This is as good a time as any to point out that for some reason, they decided to create the illusion that this was all done in one day, but either the weekly dossier or your common sense will tell you it wasn't. It was done over two days, which is made most obvious by the fact that Amy is wearing two completely different outfits. It's really not a very convincing illusion.
Anyway, having shown the Trumpenthouse to some people and not done all that well, Amy and Nick sit downstairs, where she is in a full pout. Finally, because he fails to ask her what crawled up her butt, she "gently" asks him whether he thinks it's a good idea for them to point out things about where the band or the food or the couches would go. "Sometimes I think we should just shut up and listen," she says, putting just enough punch and just enough smirk on "shut up" that he can't miss how much of a shot she just took at him. And, of course, by "we," she means "you." Amy herself never needs to shut up, as far as she is concerned, which is just another reason Amy and I are very different. "Trust me, that's the way you operate," he says. "Why?" she says. "Because you just feel 'em, you know, what people are thinking." She rolls her eyes without actually rolling them, and then she sniffs out a little, "If you say so." I think what he was trying to say was that in sales, you try to anticipate where people are going and what they want and then you try to lead them. At least I think that's what he meant. It's hard to tell sometimes with Nick, because his smarm gets in the way. They continue pouting in the lobby.
The title card after the commercials says "Passion." Trump is seen addressing some group of people, and he tells us that it's impossible to be successful at anything you don't have passion for. If you're doing something you don't have passion for? Quit it! Quit it, you people doing boring jobs! Just quit it! You could all be moguls! What are ya, chicken?
With six hours and 35 minutes left in the task, Protégé heads to a café for a team meeting. Troy tells the guys that he really isn't looking to deliver a romantic getaway to Nick and Amy. They talk about coming up with a sales strategy, and Troy introduces the idea of having a salesperson and then a "closer." Bill interviews that he wasn't familiar with this kind of two-stage negotiation, and he wasn't sure how it would work. We then see Bill acting as the sales guy, explaining to someone about the very high ceilings and the beautiful views. It has five and a half bathrooms, among other things. ["[Sob.]" -- the entire New York City viewership, past and present] He chuckles in the interview that it was like being the guy on the front end of selling a car. Bill offers them some information about getting a fireworks show put on, and that does seem like it would be very cool with that view. Bill voices over that he was the one who gave the full sales routine to the clients. Then, when they were excited about the property, they'd be "handed off" to Troy for the deal-making. See, I would find that really off-putting. If I were in a sales situation and I developed a good reputation with a likable and seemingly trustworthy guy like Boyfriend Bill, and then they sent me off to a room with Troy, that would irritate me. I would want to finish with the guy I started with.
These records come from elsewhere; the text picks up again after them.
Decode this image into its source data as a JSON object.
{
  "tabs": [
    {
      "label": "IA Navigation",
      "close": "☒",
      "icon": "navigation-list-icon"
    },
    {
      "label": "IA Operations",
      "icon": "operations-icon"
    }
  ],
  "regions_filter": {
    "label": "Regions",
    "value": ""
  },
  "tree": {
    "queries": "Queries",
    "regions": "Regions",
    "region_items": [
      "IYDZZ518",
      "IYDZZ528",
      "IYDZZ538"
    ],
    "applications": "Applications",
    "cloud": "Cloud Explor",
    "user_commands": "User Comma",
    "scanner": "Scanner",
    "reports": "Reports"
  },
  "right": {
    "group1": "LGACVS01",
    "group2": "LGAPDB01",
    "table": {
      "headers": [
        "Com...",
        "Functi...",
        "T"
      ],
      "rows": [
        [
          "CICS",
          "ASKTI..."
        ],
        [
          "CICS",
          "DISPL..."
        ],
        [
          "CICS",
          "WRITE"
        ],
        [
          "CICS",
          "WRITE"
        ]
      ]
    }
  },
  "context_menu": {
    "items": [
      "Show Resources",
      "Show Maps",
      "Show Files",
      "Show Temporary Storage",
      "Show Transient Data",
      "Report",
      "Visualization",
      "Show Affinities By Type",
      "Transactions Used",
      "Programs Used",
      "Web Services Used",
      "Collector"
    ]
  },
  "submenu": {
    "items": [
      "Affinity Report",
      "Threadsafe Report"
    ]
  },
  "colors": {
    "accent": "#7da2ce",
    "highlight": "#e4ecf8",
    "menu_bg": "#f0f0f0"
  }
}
Bill does seem to admire Troy's tenacity with the potential buyers. "He was not going to let them leave until they signed that paper," he smiles.